Taking your dog for a daily walk is an excellent strategy to reduce jumping and keep your dog in its yard. Physical and mental exercise helps your dog burn off some energy and avoid boredom when they’re out in the yard. Playing games in the gated yard also helps your dog form positive associations with the location while tiring him out, so he doesn’t feel compelled to leave.
4. Limit alone time
A bored dog is almost always a recipe for disaster. Dogs who get enough of playtime and excitement are less prone to get into mischief. Using complex containers to make pups work for their food and limiting their alone time all assist in keeping problems to a low. Your dog will be less bored if he has interesting toys stocked with rewards. Rotate the dog’s toys regularly. On Amazon.com, you may find a variety of active toys.
5. Get rid of things that help them climb
Would it surprise you if we told you that your dog may have received assistance in their big escape? The truth is that commonplace items in your yard, such as garbage cans, firewood heaps, lawnmowers, or even a low-hanging tree branch, can be exploited by an educated dog to help them go over the fence.

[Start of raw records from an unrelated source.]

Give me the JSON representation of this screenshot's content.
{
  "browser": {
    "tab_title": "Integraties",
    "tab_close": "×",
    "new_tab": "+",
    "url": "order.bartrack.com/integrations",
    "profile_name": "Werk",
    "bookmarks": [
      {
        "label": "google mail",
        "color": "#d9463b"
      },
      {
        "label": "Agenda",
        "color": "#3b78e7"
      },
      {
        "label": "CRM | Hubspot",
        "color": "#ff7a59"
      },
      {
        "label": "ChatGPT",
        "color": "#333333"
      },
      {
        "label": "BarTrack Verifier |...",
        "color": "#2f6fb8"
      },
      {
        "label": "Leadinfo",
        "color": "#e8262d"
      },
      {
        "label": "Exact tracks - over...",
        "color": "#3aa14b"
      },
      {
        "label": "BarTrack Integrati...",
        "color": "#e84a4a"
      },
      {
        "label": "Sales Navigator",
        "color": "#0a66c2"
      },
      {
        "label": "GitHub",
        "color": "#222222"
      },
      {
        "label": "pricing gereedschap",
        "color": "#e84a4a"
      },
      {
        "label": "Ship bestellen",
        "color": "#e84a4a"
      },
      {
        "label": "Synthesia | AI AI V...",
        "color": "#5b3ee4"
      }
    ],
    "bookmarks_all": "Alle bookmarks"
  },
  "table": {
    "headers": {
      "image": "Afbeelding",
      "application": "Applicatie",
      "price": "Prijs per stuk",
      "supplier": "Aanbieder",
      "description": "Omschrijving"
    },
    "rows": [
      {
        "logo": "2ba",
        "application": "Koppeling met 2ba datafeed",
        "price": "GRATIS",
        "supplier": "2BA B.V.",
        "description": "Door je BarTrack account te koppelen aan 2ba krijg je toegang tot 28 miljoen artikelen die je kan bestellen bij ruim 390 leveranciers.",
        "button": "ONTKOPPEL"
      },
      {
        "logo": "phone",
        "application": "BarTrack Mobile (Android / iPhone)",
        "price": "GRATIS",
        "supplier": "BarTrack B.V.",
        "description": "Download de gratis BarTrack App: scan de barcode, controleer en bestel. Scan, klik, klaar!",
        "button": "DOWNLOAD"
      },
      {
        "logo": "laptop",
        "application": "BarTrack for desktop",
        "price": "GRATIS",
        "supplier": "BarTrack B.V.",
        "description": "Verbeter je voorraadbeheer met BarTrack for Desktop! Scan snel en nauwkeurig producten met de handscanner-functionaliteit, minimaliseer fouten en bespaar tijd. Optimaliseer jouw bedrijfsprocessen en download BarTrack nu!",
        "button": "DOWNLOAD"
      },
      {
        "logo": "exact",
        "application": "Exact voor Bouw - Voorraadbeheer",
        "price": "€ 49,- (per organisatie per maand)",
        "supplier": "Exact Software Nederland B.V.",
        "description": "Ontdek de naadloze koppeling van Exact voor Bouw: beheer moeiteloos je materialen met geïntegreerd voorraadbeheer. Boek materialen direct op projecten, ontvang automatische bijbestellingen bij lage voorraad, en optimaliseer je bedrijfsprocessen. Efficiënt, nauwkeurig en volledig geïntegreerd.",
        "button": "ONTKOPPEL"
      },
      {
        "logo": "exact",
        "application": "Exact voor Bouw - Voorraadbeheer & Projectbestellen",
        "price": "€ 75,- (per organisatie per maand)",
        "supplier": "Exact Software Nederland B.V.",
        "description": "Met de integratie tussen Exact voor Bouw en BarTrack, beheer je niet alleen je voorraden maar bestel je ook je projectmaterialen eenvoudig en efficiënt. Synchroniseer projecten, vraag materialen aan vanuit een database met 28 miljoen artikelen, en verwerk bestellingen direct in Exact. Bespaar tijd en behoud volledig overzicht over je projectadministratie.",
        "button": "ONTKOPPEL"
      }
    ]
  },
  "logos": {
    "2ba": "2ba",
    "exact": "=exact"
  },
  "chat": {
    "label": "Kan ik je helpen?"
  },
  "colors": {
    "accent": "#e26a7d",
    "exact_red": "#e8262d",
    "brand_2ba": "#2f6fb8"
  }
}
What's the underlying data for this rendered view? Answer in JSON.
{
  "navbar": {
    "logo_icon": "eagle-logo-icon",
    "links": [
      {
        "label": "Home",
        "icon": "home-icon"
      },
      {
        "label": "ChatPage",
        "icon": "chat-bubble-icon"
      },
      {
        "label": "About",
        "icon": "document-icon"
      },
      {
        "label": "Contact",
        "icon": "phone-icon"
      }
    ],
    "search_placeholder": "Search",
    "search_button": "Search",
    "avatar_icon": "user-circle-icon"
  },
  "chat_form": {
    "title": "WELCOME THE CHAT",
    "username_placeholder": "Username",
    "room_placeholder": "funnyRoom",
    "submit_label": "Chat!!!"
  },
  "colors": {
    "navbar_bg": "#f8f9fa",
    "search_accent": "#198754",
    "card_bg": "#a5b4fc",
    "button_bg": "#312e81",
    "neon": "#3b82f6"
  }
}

Pitbulls, Huskies, and Shepherds are among the more intellectual dog breeds. You’d be shocked what they can come up with to help them escape, so be sure there’s nothing near the fence that they could use to their advantage.
6. Food and treats
It is well knowledge that dogs enjoy treats. You may try hiding some treats in the yard, and your dog will be entertained for hours while he searches for them.
Another option is to utilize an automatic dog food dispenser with a time-release schedule to deliver small food or treats. This will keep them occupied for several hours as they wait for the next snack.
7. Make the yard more fun
When your dog is out in the yard, you don’t want them to be bored. When a dog gets bored, he will strive to flee. Fortunately, there are a few easy yet frequently neglected things you can do to make their time in the yard more enjoyable.
8. Play games
You may kill two birds with one stone by playing basic games like fetch with your dog. The first is that the game itself will undoubtedly exhaust them to the point where they cannot jump the fence. Second, you’re equating the game’s enjoyment with the yard. They will be less likely to try to get out of the yard if they have positive recollections of it.
9. Give them toys
One of the easiest ways to entertain your dog should be this. A simple kong toy or rawhide bone may keep them entertained for hours while they eagerly gnaw on it.
TIP: Stuff a Kong toy with treats, and your dog will gnaw on it for hours, attempting to get at the treats inside.
Make sure your pet is constantly wearing a collar with their name, address, and phone number readily visible. Thanks to technological advancements, some devices can help you keep track of your dog at all times, especially when he escapes.
It’s a good idea to keep the walled area’s external gates locked if there are any. When gates shrink or expand due to changing weather conditions, the gate’s latches can fail, causing the gate to fly open while you are away. Visitors to the home, such as tradespeople or service technicians, may forget to close the door after them.
There are several compelling reasons to change the dog’s environment. When you’re at home, bring the dog inside with you at night, or consider getting him or leaving him at a doggie daycare if you’ll be gone for an extended amount of time.
Spaying and neutering your male and female dogs will reduce sexual roaming and avoid unplanned pregnancies.
If you’ve tried everything and your dog is still leaping the fence, consider putting him in a high-quality crate while you’re gone for a short time. While a good crate might be costly, purchasing an escape-proof dog kennel should be viewed as a long-term investment.